=== EXERCISE REQUIREMENTS ===
Give the number of lines in the records below that include the word "JSON", and add nothing to it.

(Records drawn from a dataset)
== == ==
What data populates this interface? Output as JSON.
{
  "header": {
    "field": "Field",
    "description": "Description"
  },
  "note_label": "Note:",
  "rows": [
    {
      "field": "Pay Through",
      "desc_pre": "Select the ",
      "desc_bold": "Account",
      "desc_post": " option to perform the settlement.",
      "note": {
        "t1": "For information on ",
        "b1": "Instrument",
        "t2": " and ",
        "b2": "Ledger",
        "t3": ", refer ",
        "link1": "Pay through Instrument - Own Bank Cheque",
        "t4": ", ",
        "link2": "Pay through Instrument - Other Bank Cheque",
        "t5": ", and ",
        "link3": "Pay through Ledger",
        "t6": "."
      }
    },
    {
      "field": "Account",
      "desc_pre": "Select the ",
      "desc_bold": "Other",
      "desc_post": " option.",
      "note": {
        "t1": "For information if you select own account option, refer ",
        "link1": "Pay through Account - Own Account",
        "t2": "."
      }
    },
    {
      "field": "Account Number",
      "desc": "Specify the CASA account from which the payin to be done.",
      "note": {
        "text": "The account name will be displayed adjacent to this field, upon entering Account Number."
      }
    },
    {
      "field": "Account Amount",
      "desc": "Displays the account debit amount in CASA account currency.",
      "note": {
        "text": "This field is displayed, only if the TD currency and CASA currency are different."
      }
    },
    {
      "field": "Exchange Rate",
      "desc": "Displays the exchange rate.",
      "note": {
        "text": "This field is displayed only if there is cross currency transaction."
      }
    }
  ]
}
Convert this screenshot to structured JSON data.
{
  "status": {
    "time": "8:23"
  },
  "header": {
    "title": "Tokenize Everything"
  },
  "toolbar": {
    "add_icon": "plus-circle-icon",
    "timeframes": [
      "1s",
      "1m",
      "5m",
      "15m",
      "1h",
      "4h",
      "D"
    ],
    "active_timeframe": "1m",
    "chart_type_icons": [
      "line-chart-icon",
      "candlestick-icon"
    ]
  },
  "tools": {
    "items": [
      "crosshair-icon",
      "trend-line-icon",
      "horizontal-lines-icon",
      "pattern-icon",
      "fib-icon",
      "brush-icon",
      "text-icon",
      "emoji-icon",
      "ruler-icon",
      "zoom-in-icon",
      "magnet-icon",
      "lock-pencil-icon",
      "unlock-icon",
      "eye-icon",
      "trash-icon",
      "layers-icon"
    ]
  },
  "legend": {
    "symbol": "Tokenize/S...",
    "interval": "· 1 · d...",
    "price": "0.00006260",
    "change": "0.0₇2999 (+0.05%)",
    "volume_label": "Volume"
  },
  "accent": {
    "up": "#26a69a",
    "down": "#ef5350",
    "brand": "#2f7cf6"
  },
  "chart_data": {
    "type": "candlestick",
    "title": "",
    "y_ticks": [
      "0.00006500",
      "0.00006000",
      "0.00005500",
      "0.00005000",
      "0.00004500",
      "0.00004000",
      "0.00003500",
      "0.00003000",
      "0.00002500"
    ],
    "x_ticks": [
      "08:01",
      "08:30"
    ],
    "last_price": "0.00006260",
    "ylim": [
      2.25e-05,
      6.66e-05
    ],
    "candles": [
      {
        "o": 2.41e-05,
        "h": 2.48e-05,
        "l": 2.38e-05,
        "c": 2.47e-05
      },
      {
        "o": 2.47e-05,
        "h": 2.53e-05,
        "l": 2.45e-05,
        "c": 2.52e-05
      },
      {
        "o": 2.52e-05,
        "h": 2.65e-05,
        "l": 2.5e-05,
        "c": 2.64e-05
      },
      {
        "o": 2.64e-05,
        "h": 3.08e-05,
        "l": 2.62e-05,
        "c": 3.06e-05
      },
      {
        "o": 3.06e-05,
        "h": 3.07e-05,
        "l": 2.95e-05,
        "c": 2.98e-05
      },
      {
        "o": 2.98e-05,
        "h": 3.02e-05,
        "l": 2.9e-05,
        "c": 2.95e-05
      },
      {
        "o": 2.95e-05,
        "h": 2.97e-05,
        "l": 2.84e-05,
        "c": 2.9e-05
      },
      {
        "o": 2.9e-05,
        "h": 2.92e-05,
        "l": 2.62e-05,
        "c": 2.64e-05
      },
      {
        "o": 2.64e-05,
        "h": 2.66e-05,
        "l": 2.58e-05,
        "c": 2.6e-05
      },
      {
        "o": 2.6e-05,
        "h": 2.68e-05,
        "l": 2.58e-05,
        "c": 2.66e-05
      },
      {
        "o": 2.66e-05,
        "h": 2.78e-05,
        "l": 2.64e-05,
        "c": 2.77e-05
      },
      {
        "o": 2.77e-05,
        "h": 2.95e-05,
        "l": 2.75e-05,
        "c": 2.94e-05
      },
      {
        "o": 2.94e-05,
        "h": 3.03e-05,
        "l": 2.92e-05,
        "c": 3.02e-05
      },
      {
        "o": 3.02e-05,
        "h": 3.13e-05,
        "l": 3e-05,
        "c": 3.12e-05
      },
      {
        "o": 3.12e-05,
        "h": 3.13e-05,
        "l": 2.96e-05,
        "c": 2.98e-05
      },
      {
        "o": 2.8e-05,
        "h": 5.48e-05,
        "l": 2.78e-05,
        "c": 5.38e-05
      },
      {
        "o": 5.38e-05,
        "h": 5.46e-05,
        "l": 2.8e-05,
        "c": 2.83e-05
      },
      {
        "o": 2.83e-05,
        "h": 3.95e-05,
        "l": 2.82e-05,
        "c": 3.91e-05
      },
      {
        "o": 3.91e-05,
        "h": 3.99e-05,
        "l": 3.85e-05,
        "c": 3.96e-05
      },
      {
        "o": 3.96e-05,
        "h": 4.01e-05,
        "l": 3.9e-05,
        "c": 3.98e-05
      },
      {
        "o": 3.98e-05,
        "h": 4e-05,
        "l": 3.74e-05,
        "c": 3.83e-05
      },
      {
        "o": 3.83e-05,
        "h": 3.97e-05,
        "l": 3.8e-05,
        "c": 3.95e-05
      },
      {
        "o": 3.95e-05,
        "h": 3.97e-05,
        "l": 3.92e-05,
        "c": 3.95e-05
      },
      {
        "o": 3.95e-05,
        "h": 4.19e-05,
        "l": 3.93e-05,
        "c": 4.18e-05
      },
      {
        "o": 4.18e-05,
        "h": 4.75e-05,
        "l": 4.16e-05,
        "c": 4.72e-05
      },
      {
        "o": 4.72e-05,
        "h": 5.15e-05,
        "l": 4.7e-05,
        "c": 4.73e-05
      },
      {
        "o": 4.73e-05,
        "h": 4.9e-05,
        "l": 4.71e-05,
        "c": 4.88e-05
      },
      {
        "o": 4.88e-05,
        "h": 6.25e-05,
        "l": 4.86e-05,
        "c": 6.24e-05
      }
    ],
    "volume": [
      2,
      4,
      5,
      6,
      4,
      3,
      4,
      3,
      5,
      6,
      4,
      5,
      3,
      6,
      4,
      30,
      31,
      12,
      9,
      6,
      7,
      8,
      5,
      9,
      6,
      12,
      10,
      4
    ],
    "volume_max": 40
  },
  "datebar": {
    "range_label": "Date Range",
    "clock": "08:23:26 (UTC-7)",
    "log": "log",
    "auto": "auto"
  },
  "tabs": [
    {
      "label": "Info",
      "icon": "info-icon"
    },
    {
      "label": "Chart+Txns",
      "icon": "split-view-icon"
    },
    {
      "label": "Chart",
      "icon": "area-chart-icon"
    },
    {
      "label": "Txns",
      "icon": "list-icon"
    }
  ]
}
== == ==
=== ANSWER BELOW ===
2